Microsoft KB Archive/106181
Article ID: 106181
Article Last Modified on 10/11/2006
- Microsoft Access 1.0 Standard Edition
- Microsoft Access 1.1 Standard Edition
- Microsoft Access 2.0 Standard Edition
- Microsoft Access 95 Standard Edition
This article was previously published under Q106181
Moderate: Requires basic macro, coding, and interoperability skills.
When you click Cancel to cancel printing started by a macro that contains a function with a DoCmd.PrintOut acPrintAll statement (or DoCmd Print A_Printall statement in Microsoft Access versions 1.x and 2.0), you may receive a series of alert messages.
This behavior is by design. It allows you to trap and test for execution failure and cancellation as individual results.
Steps to Reproduce Behavior

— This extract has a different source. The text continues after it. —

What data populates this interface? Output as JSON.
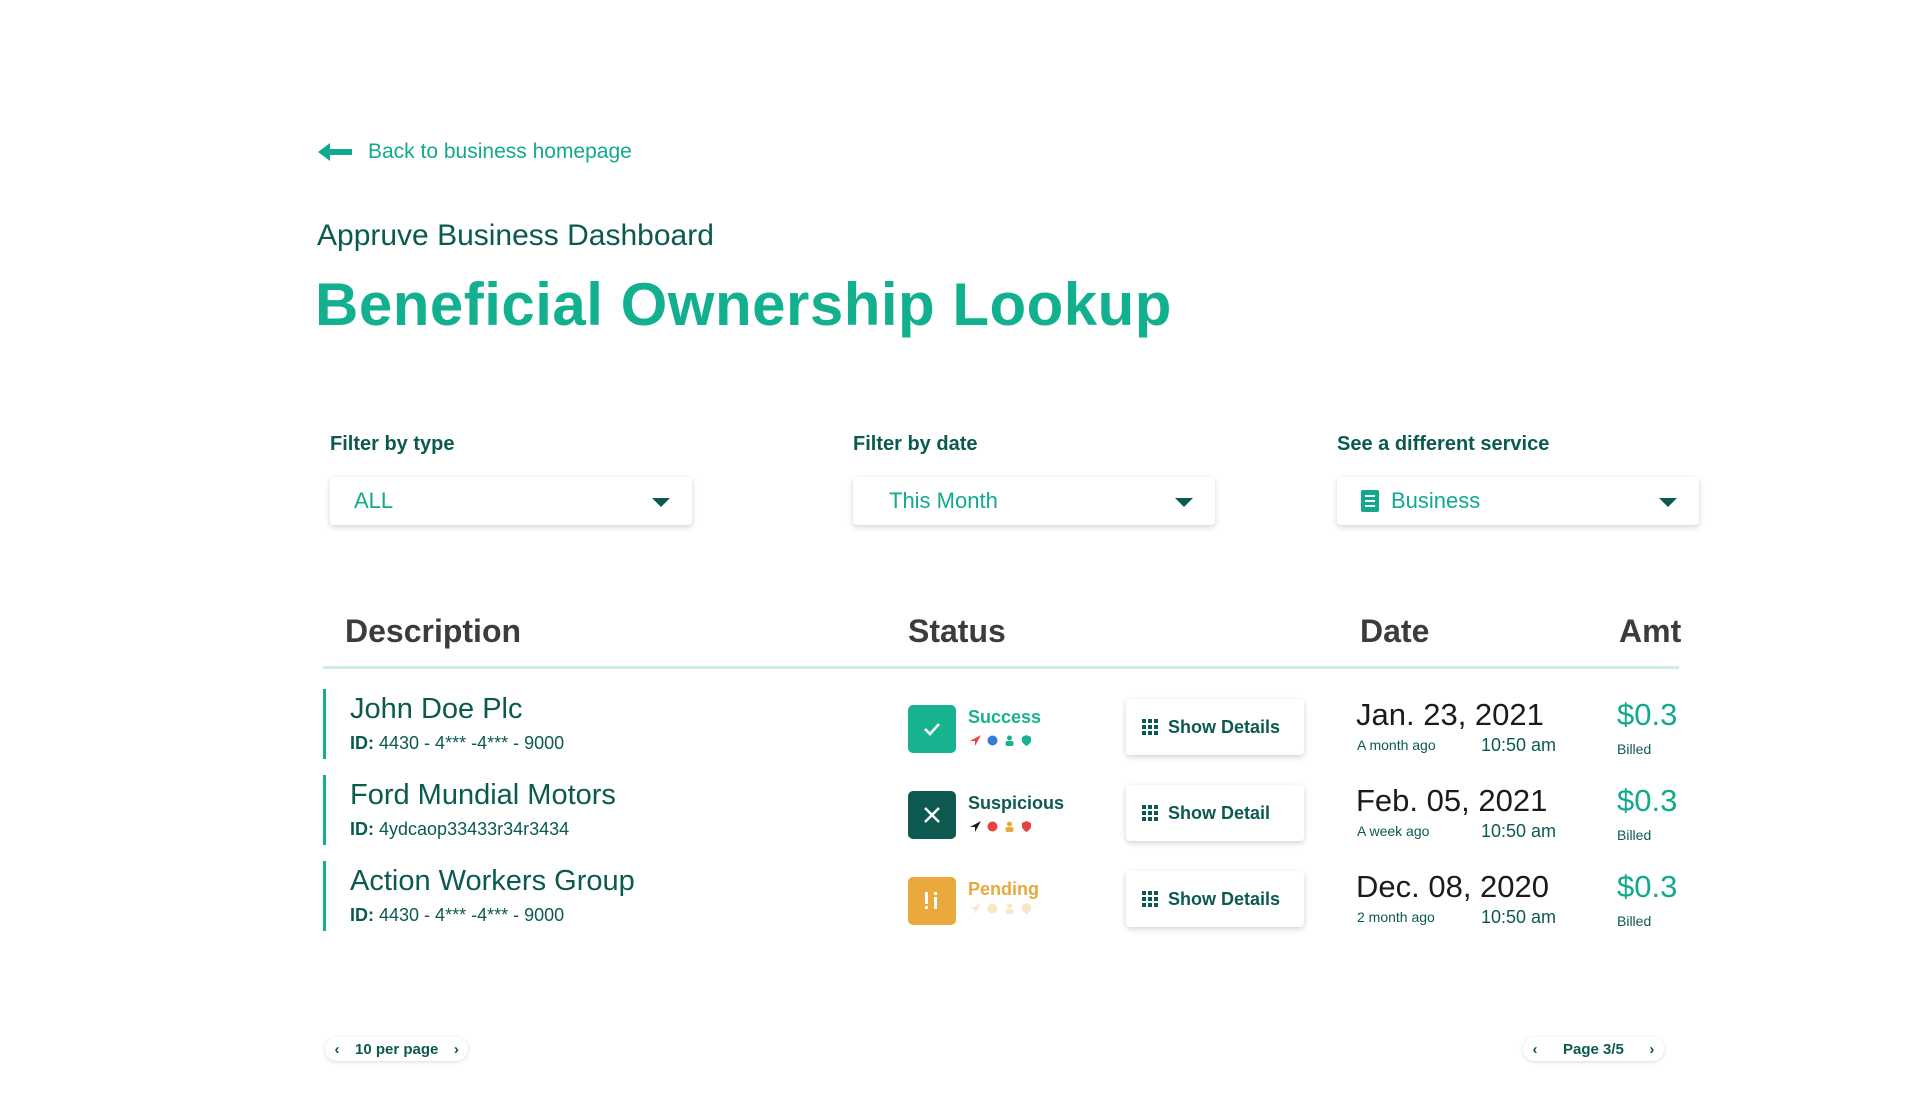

Create a new module and type the following code.
In Microsoft Access for Windows 95 version 7.0:
Option Explicit Function PrintTest() DoCmd.PrintOut acPRINTALL,,,True End Function
In Microsoft Access versions 1.x and 2.0:
Option Explicit Function PrintTest() DoCmd Print A_PRINTALL,,,True End Function
- Save the module as Print Test Module.
Create the following new macro and save it as Print Test Macro:
Macro Name Action --------------------------- Print Test Macro RunCode Print Test Macro Actions ----------------------------- RunCode Function Name: PrintTest()
- Create a new form and add a command button to the form. Set the command button's OnClick property to Print Test Macro.
NOTE: In Microsoft Access version 1.x, the OnClick property is called the OnPush property.
- View the form in Form view. Click the Print Test Macro button.
- Once printing begins, click Cancel. Note that you receive the following message.
In version 7.0:
In versions 1.x and 2.0:
- Click the Debug button (or the OK button in versions 1.x and 2.0).
- The Module Design window will be opened to the PrintTest() function. Close the Module Design window by clicking Close on the File menu. When you receive the message "Reset halted programs so Code window can be closed," click OK.
- The Action Failed dialog will be in the foreground, referring to the macro action. Click the Halt button.
For more information about debugging Microsoft Access applications, search on "debugging macros," and then either "Find problems in a macro by single stepping through it" or "Using the Debug window" using the Microsoft Access 7.0 Help Index.
Keywords: kbprb kbprogramming KB106181